THE PROBLEM: Starting at the line where "Convert this screenshot" occurs, reproduce each line through the end of the entries below exactly. Omit every picture.

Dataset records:
..........

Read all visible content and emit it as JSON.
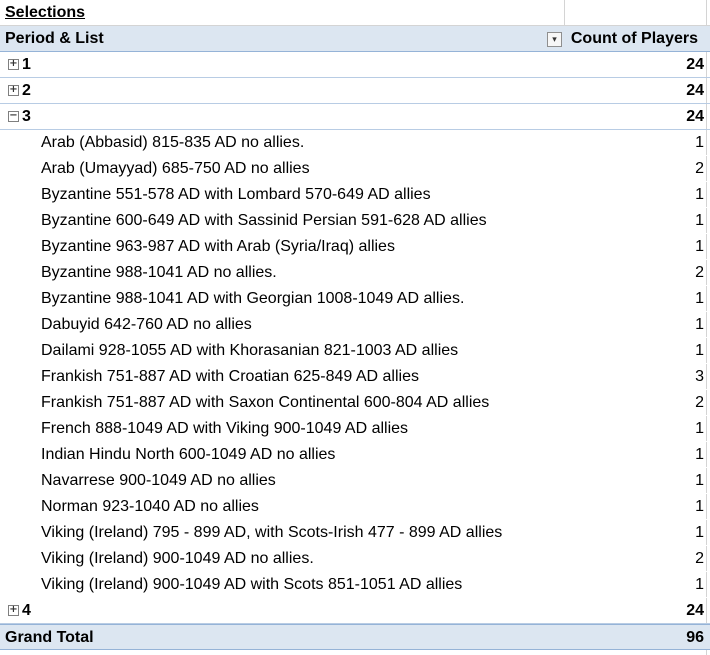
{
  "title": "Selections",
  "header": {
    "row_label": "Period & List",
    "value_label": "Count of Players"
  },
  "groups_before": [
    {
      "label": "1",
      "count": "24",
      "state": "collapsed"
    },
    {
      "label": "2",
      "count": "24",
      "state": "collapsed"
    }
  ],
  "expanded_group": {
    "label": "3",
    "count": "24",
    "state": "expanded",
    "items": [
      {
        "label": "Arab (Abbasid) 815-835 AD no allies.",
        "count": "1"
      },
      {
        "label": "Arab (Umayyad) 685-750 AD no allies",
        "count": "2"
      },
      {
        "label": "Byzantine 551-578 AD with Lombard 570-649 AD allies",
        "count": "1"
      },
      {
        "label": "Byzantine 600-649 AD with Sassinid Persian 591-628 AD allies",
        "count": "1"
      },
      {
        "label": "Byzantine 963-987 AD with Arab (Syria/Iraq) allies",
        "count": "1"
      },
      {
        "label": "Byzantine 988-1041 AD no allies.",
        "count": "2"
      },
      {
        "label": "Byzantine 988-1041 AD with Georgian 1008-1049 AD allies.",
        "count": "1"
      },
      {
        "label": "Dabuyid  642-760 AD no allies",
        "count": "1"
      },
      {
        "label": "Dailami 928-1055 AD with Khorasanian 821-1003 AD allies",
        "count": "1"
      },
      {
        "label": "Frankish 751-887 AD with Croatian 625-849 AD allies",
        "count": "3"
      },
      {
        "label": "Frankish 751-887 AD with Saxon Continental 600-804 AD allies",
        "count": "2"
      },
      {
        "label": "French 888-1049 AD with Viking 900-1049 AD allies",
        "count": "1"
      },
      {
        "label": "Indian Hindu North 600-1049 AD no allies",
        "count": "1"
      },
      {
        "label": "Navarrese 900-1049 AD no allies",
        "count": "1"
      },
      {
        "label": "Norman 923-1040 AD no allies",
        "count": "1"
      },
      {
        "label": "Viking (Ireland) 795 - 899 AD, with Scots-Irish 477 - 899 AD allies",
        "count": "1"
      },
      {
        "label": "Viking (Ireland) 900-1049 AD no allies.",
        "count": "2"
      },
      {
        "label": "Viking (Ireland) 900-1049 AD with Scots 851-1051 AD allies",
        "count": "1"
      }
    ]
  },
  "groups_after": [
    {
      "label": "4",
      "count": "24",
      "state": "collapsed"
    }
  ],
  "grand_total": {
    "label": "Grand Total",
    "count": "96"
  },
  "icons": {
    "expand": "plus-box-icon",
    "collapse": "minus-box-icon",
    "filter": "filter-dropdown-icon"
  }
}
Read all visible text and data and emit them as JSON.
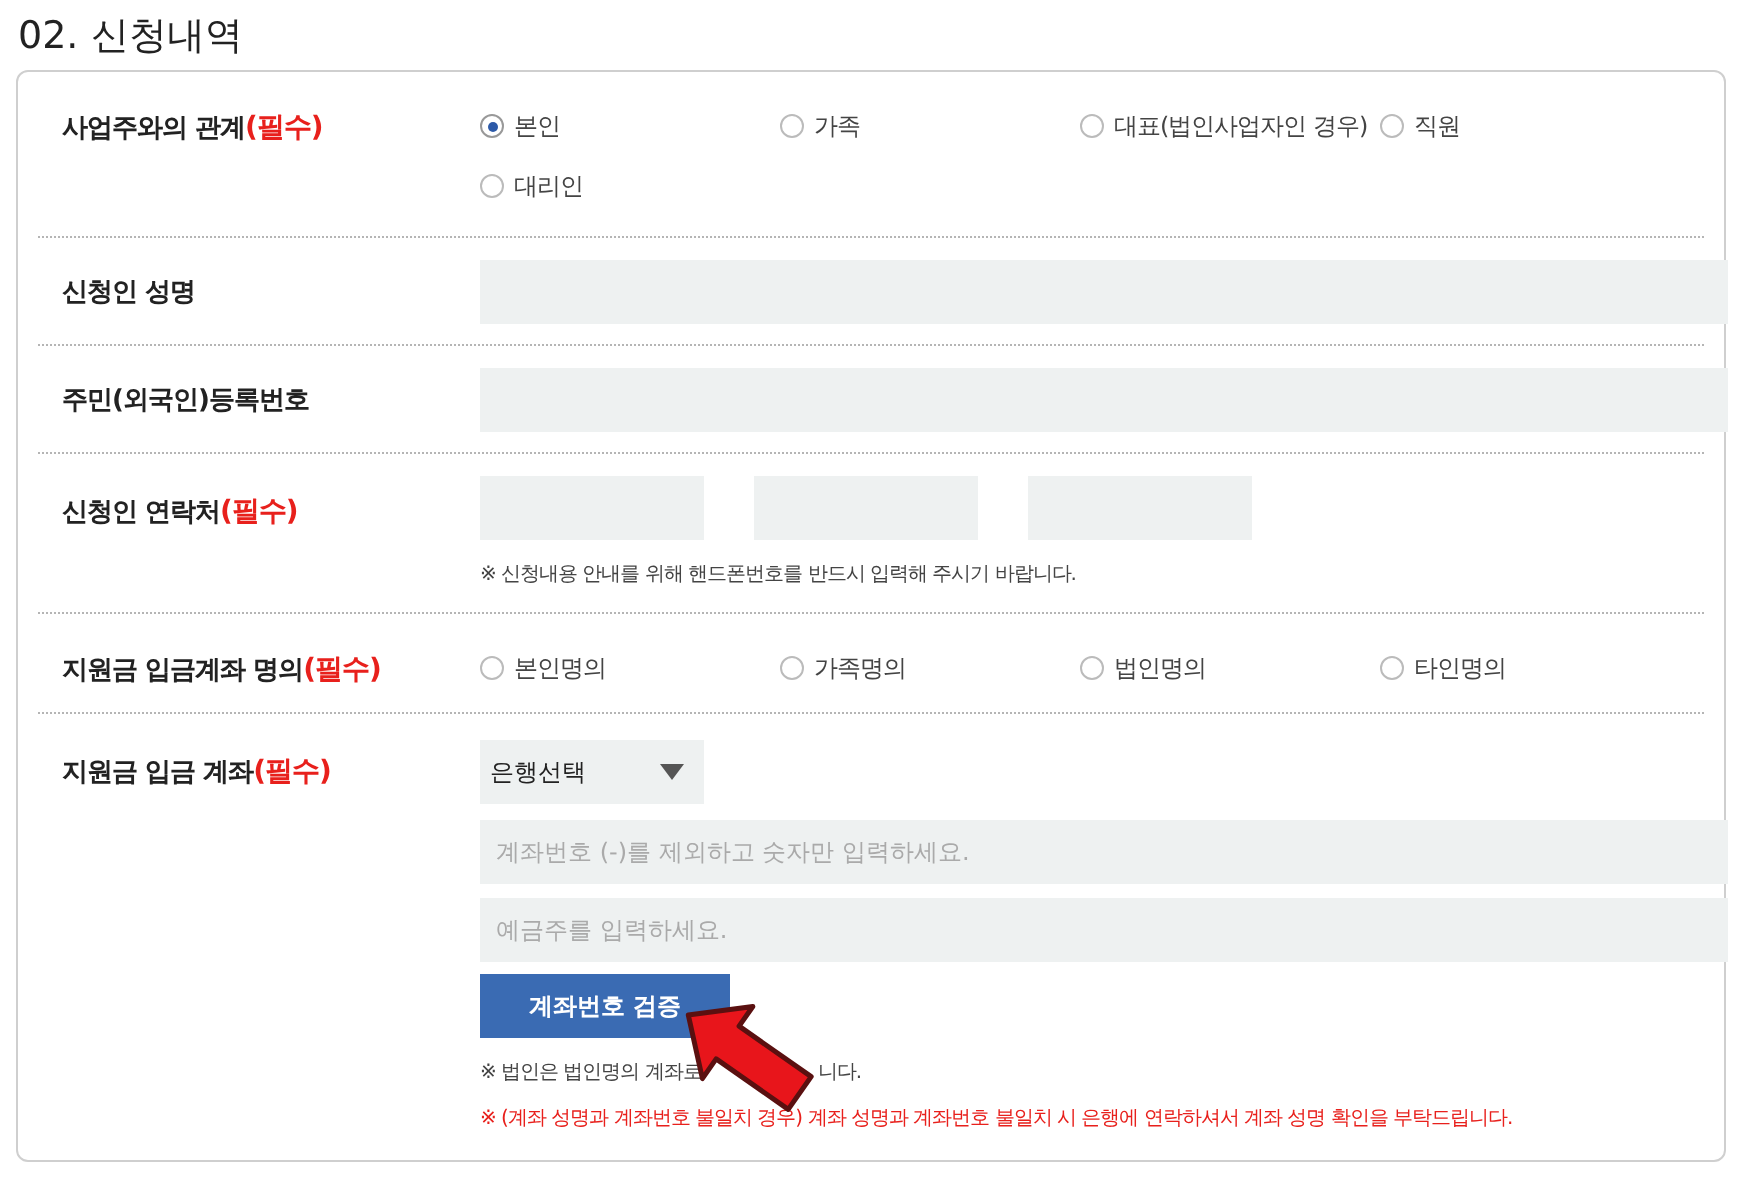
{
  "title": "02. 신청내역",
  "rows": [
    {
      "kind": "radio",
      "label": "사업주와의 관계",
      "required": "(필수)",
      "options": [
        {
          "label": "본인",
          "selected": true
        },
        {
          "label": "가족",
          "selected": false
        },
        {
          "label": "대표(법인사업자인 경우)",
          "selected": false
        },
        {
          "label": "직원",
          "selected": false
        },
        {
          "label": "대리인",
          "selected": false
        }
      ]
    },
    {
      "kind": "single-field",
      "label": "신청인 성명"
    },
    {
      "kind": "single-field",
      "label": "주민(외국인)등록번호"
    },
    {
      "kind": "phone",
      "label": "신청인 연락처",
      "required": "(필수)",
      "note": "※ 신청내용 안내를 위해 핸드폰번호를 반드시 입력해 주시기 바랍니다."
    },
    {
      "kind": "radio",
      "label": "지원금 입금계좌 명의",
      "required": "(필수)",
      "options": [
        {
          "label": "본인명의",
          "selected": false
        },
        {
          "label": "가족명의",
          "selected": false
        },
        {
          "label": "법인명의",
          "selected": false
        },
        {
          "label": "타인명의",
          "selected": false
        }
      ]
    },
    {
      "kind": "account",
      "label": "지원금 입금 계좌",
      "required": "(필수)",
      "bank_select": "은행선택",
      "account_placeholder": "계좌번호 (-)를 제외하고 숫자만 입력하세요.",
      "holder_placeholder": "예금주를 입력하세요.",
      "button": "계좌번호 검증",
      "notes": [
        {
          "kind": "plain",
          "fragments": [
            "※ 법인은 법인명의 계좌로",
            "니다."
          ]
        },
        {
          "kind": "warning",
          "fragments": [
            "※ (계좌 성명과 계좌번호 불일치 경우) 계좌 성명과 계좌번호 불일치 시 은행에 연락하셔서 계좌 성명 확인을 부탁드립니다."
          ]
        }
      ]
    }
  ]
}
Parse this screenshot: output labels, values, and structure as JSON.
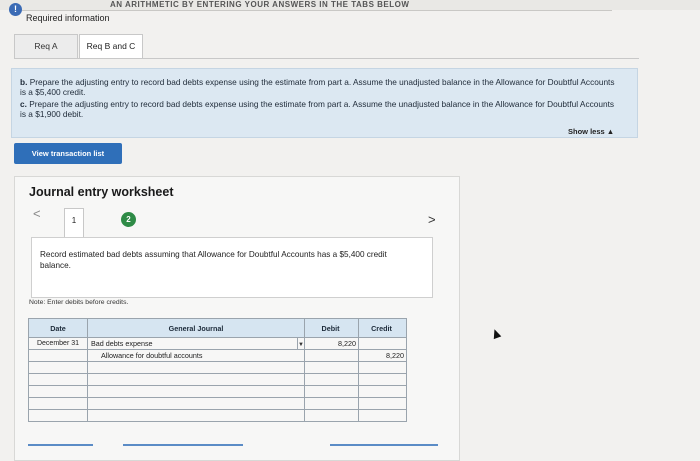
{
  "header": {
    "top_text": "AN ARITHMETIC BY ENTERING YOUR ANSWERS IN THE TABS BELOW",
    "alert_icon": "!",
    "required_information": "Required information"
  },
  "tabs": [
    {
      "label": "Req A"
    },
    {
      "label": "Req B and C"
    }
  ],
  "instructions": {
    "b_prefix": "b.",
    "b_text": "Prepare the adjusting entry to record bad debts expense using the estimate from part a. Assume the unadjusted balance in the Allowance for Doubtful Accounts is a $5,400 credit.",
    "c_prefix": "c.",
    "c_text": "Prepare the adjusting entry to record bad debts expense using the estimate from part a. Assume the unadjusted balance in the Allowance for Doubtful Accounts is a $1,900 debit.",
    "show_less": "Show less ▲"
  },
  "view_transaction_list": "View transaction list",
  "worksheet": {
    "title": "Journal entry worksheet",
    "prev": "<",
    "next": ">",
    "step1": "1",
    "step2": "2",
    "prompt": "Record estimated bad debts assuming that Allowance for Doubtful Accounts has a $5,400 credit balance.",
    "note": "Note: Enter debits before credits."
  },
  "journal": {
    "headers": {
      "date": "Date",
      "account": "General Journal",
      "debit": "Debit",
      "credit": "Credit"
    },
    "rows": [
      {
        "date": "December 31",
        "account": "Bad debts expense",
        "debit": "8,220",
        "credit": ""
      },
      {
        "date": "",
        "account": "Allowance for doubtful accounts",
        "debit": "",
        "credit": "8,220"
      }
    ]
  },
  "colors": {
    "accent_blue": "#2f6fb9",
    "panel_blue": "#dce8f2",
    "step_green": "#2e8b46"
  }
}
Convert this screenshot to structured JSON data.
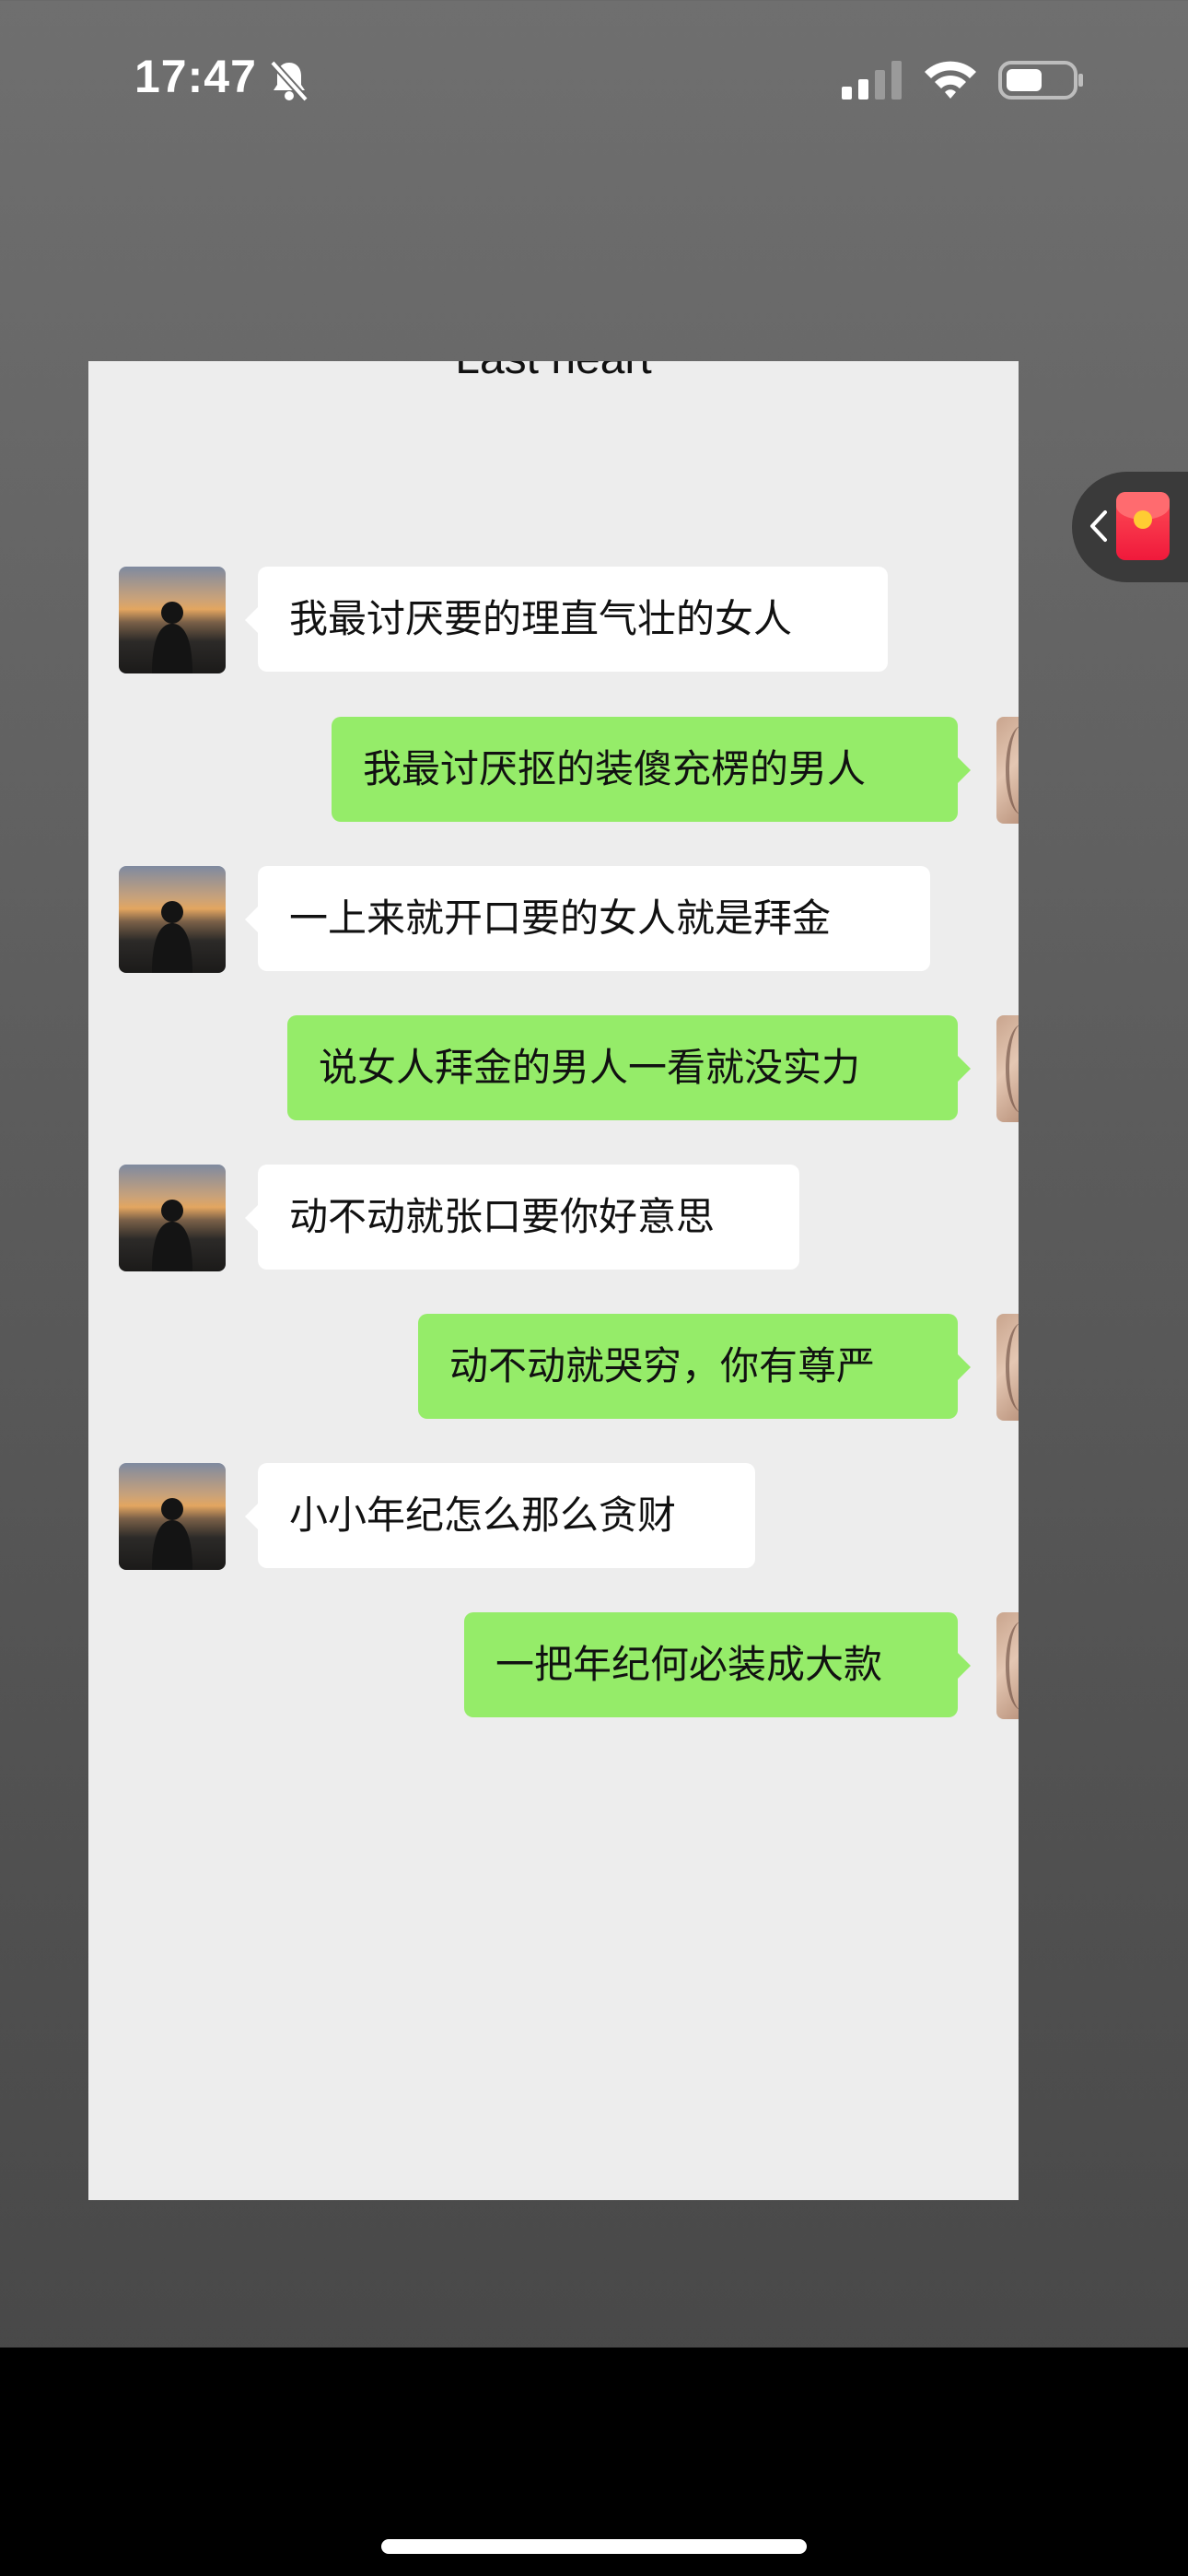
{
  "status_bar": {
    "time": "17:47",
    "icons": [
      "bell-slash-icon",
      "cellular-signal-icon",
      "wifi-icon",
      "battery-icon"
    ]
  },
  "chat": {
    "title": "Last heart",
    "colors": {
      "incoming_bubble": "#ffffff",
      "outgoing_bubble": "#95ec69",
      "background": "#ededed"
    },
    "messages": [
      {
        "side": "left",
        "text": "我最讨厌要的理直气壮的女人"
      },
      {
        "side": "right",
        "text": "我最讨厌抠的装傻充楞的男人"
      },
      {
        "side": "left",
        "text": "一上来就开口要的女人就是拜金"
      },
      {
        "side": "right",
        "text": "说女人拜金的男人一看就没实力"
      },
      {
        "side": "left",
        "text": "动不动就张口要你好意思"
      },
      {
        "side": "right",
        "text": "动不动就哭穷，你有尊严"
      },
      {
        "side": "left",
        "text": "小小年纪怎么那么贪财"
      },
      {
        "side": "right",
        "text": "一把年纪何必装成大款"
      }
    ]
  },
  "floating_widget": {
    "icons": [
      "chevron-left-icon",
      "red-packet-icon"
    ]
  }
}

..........

TASK RESULT:
Convert this screenshot to structured JSON data.
{
  "status_bar": {
    "time": "17:47",
    "icons": [
      "bell-slash-icon",
      "cellular-signal-icon",
      "wifi-icon",
      "battery-icon"
    ]
  },
  "chat": {
    "title": "Last heart",
    "colors": {
      "incoming_bubble": "#ffffff",
      "outgoing_bubble": "#95ec69",
      "background": "#ededed"
    },
    "messages": [
      {
        "side": "left",
        "text": "我最讨厌要的理直气壮的女人"
      },
      {
        "side": "right",
        "text": "我最讨厌抠的装傻充楞的男人"
      },
      {
        "side": "left",
        "text": "一上来就开口要的女人就是拜金"
      },
      {
        "side": "right",
        "text": "说女人拜金的男人一看就没实力"
      },
      {
        "side": "left",
        "text": "动不动就张口要你好意思"
      },
      {
        "side": "right",
        "text": "动不动就哭穷，你有尊严"
      },
      {
        "side": "left",
        "text": "小小年纪怎么那么贪财"
      },
      {
        "side": "right",
        "text": "一把年纪何必装成大款"
      }
    ]
  },
  "floating_widget": {
    "icons": [
      "chevron-left-icon",
      "red-packet-icon"
    ]
  }
}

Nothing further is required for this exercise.